|WO2010101881A2 *||Mar 2, 2010||Sep 10, 2010||Baker Hughes Incorporated||Chip deflector on a blade of a downhole reamer and methods therefor|
|WO2010101881A3 *||Mar 2, 2010||Jan 13, 2011||Baker Hughes Incorporated||Chip deflector on a blade of a downhole reamer and methods therefor|
|U.S. Classification||175/57, 175/431, 175/432|
|International Classification||E21B10/54, E21B10/55, E21B10/56|
|Cooperative Classification||E21B10/55, E21B2010/566|
|Apr 6, 2000||AS||Assignment|
Owner name: BAKER HUGHES INCORPORATED, TEXAS
Free format text: ASSIGNMENT OF ASSIGNORS INTEREST;ASSIGNORS:BERZAS, SEAN K.;DUERHOLT, RALF;PESSIER, RUDOLF C.O.;AND OTHERS;REEL/FRAME:010720/0188;SIGNING DATES FROM 20000119 TO 20000404
|Jun 1, 2005||FPAY||Fee payment|
Year of fee payment: 4
|Jun 8, 2009||FPAY||Fee payment|
Year of fee payment: 8

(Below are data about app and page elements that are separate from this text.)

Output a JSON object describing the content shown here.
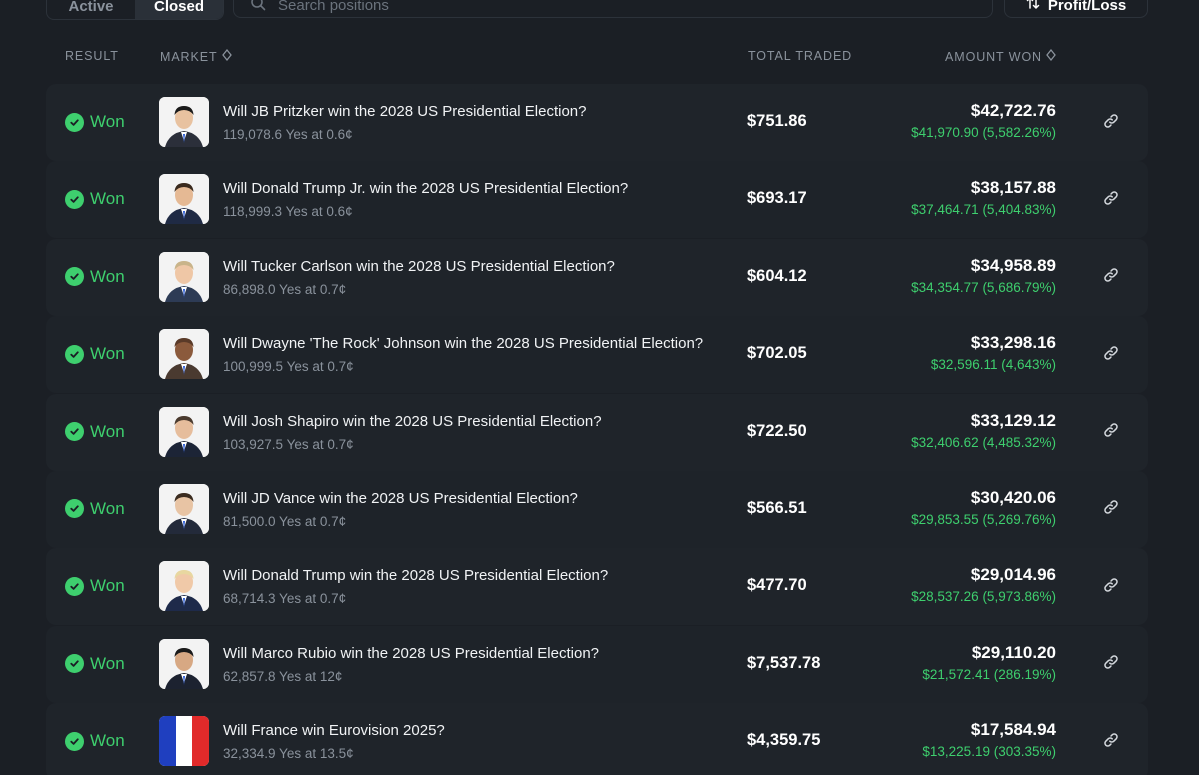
{
  "tabs": {
    "active_label": "Active",
    "closed_label": "Closed"
  },
  "search": {
    "placeholder": "Search positions"
  },
  "sort": {
    "label": "Profit/Loss"
  },
  "columns": {
    "result": "RESULT",
    "market": "MARKET",
    "total_traded": "TOTAL TRADED",
    "amount_won": "AMOUNT WON"
  },
  "colors": {
    "background": "#1b1f25",
    "row": "#1f242a",
    "accent_green": "#3ecf6e",
    "muted": "#8a929c"
  },
  "rows": [
    {
      "result": "Won",
      "title": "Will JB Pritzker win the 2028 US Presidential Election?",
      "sub": "119,078.6 Yes at 0.6¢",
      "traded": "$751.86",
      "amount": "$42,722.76",
      "profit": "$41,970.90 (5,582.26%)",
      "thumb": "portrait-icon"
    },
    {
      "result": "Won",
      "title": "Will Donald Trump Jr. win the 2028 US Presidential Election?",
      "sub": "118,999.3 Yes at 0.6¢",
      "traded": "$693.17",
      "amount": "$38,157.88",
      "profit": "$37,464.71 (5,404.83%)",
      "thumb": "portrait-icon"
    },
    {
      "result": "Won",
      "title": "Will Tucker Carlson win the 2028 US Presidential Election?",
      "sub": "86,898.0 Yes at 0.7¢",
      "traded": "$604.12",
      "amount": "$34,958.89",
      "profit": "$34,354.77 (5,686.79%)",
      "thumb": "portrait-icon"
    },
    {
      "result": "Won",
      "title": "Will Dwayne 'The Rock' Johnson win the 2028 US Presidential Election?",
      "sub": "100,999.5 Yes at 0.7¢",
      "traded": "$702.05",
      "amount": "$33,298.16",
      "profit": "$32,596.11 (4,643%)",
      "thumb": "portrait-icon"
    },
    {
      "result": "Won",
      "title": "Will Josh Shapiro win the 2028 US Presidential Election?",
      "sub": "103,927.5 Yes at 0.7¢",
      "traded": "$722.50",
      "amount": "$33,129.12",
      "profit": "$32,406.62 (4,485.32%)",
      "thumb": "portrait-icon"
    },
    {
      "result": "Won",
      "title": "Will JD Vance win the 2028 US Presidential Election?",
      "sub": "81,500.0 Yes at 0.7¢",
      "traded": "$566.51",
      "amount": "$30,420.06",
      "profit": "$29,853.55 (5,269.76%)",
      "thumb": "portrait-icon"
    },
    {
      "result": "Won",
      "title": "Will Donald Trump win the 2028 US Presidential Election?",
      "sub": "68,714.3 Yes at 0.7¢",
      "traded": "$477.70",
      "amount": "$29,014.96",
      "profit": "$28,537.26 (5,973.86%)",
      "thumb": "portrait-icon"
    },
    {
      "result": "Won",
      "title": "Will Marco Rubio win the 2028 US Presidential Election?",
      "sub": "62,857.8 Yes at 12¢",
      "traded": "$7,537.78",
      "amount": "$29,110.20",
      "profit": "$21,572.41 (286.19%)",
      "thumb": "portrait-icon"
    },
    {
      "result": "Won",
      "title": "Will France win Eurovision 2025?",
      "sub": "32,334.9 Yes at 13.5¢",
      "traded": "$4,359.75",
      "amount": "$17,584.94",
      "profit": "$13,225.19 (303.35%)",
      "thumb": "france-flag-icon"
    }
  ]
}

|Mar 8, 2013||FPAY||Fee payment|
Year of fee payment: 12